The hCAP18 protein is synthesized in neutrophil progenitor, myelocytes, and metamyelocytes in the bone marrow and stored in the peroxidase-negative granules of mature neutrophils.9 It is synthesized as an 18-kd proprotein from which a 5-kd C-terminal fragment, LL-37, bearing all of the hitherto known biological activity, is cleaved.10 The plasma level of cathelicidin is 1.18 µg/mL, which is severalfold higher than that for other specific granule proteins of neutrophils. The cathelicidin is present in plasma as high-molecular-weight complexes.11 The cathelicidin is processed to the antimicrobial peptide LL-37 by extracellular cleavage with proteinase 3.12 The cysteine-free peptide LL-37 can adopt an amphipathic α-helical conformation, has lipopolysaccharide-binding properties, and manifests antibacterial effect against a wide range of bacterial species through C-terminal domain.13,14 The bacterial-killing properties of cathelicidin are synergistic with lactoferrin and lysozyme.14 The promotor region of the cathelicidin gene contains potential binding site for transcription factors, the acute-phase response factor, and the nuclear factor for interleukin 6.10 Interleukin 6 may play an important role in modulating cathelicidin gene expression.15,16

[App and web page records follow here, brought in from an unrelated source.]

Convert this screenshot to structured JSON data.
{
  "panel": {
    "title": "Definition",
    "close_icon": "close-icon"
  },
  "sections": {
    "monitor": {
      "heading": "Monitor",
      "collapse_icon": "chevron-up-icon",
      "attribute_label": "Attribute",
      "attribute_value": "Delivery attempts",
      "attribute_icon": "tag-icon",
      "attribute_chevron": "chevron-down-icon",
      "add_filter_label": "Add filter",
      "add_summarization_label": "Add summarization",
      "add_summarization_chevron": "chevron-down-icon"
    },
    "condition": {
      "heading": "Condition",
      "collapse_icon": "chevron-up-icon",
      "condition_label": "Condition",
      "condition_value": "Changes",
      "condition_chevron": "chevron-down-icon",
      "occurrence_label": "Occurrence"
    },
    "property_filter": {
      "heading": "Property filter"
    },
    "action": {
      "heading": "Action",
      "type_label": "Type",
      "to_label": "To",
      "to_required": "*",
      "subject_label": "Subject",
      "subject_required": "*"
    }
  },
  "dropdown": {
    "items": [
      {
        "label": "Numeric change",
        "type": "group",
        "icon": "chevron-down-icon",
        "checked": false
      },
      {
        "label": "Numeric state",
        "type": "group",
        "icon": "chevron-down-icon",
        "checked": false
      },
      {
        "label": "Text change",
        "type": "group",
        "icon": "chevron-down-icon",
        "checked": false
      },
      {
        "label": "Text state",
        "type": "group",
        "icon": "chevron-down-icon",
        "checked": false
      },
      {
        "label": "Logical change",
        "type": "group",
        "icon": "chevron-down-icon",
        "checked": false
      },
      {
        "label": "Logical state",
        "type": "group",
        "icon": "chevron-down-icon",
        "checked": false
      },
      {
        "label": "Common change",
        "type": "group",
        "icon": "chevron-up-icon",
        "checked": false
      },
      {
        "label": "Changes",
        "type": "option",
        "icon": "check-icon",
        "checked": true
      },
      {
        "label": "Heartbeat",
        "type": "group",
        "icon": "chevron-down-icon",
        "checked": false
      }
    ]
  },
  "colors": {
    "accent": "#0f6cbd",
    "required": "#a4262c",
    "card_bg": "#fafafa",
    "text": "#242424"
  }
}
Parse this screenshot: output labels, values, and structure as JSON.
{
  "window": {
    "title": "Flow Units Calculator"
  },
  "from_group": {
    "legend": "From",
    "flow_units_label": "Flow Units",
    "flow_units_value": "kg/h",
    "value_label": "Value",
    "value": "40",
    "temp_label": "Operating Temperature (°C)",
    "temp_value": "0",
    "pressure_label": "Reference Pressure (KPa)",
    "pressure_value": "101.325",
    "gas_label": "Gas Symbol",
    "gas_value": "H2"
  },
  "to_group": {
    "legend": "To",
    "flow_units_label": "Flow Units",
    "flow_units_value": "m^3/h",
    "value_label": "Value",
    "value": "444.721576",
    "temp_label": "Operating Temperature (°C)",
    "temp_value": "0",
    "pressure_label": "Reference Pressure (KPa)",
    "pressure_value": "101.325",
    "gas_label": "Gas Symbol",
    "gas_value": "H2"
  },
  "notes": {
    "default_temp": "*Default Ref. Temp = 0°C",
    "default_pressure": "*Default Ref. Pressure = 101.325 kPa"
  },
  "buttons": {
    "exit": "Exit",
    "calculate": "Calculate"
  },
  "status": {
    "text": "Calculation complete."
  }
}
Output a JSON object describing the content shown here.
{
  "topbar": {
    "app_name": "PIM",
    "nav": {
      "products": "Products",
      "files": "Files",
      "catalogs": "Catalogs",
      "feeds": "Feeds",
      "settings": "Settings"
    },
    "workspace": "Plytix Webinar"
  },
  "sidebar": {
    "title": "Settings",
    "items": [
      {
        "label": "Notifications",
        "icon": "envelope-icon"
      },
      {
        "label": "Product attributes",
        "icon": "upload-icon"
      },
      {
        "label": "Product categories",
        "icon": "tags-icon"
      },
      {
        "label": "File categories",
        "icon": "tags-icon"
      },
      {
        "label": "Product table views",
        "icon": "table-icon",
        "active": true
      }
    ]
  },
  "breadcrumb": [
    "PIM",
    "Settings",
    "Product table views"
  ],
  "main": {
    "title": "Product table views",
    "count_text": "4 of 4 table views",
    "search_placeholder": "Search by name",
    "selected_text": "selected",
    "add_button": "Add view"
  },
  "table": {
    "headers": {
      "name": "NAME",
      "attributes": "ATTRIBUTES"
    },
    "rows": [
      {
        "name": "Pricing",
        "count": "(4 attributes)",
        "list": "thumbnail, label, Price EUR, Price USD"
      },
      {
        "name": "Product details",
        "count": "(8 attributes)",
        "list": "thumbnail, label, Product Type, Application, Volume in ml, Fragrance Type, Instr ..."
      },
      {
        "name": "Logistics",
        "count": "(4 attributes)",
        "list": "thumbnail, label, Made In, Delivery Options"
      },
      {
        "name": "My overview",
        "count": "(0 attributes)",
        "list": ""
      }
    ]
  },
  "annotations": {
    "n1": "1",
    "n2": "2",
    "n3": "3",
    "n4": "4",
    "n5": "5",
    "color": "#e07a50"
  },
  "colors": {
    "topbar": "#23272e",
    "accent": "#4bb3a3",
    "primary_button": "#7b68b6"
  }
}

In the present study, we demonstrated the antimicrobial peptide cathelicidin mRNA and protein in human salivary glands. Cathelicidin is primarily detected in the duct cells of the gland, so cathelicidin can be one of the protection materials in salivary gland itself. Because ducts of the salivary glands are open to the oral environment, they are open to environmental insults from bacteria, viruses, and fungi. There is opportunity for retrograde infection into the gland, which is essentially a cul de sac. Cathelicidin could be active at the point of entry for oral bacteria, thus acting as a first-line host defense for this vulnerable space as well as having a functional role as a secreted protein in saliva. By immunohistochemical staining, the cathelicidin protein was found to be localized predominantly in the duct cells of salivary gland. This indicates that cathelicidin, which was previously found in the lung, squamous epithelia of the mouth, tongue, esophagus, and vagina, and nasopharynx,2,4 is constitutively expressed in the salivary gland, a site of constant microorganism challenge. By RT-PCR, the cathelicidin mRNA was detected in all cases of chronic sialadenitis and had an increased expression compared with that in normal salivary glands. This indicates that the expression of the cathelicidin gene seems to be not only constitutive but also induced during inflammation.17
Recently, human cathelicidin has been shown to have chemotactic effects on host cells. It is chemotactic for neutrophils, monocytes, and CD4 T cells.18 The chemotactic activity of cathelicidin is mediated by formyl peptide receptor-like 1.18 The capacity of cathelicidin to mobilize various types of phagocytic cells with other effects provide evidence for their participation in alerting, mobilizing, and amplifying innate and adaptive antimicrobial immunity of the host.
In the present study, we showed the localizing expression of the human cathelicidin in salivary glands and up-regulation in the inflammatory conditions. This finding suggested the physiologic importance of cathelicidin in the defense of retrograde infection. Other functions for this broadly expressed peptide and possible expression of cathelicidin in saliva need to be evaluated.
Corresponding author and reprints: Heung-Man Lee, MD, PhD, Department of Otorhinolaryngology–Head and Neck Surgery, Guro Hospital, Korea University College of Medicine, 80 Guro-dong, Guro-gu, Seoul 152-703, South Korea (e-mail: firstname.lastname@example.org).
Accepted for publication July 9, 2002.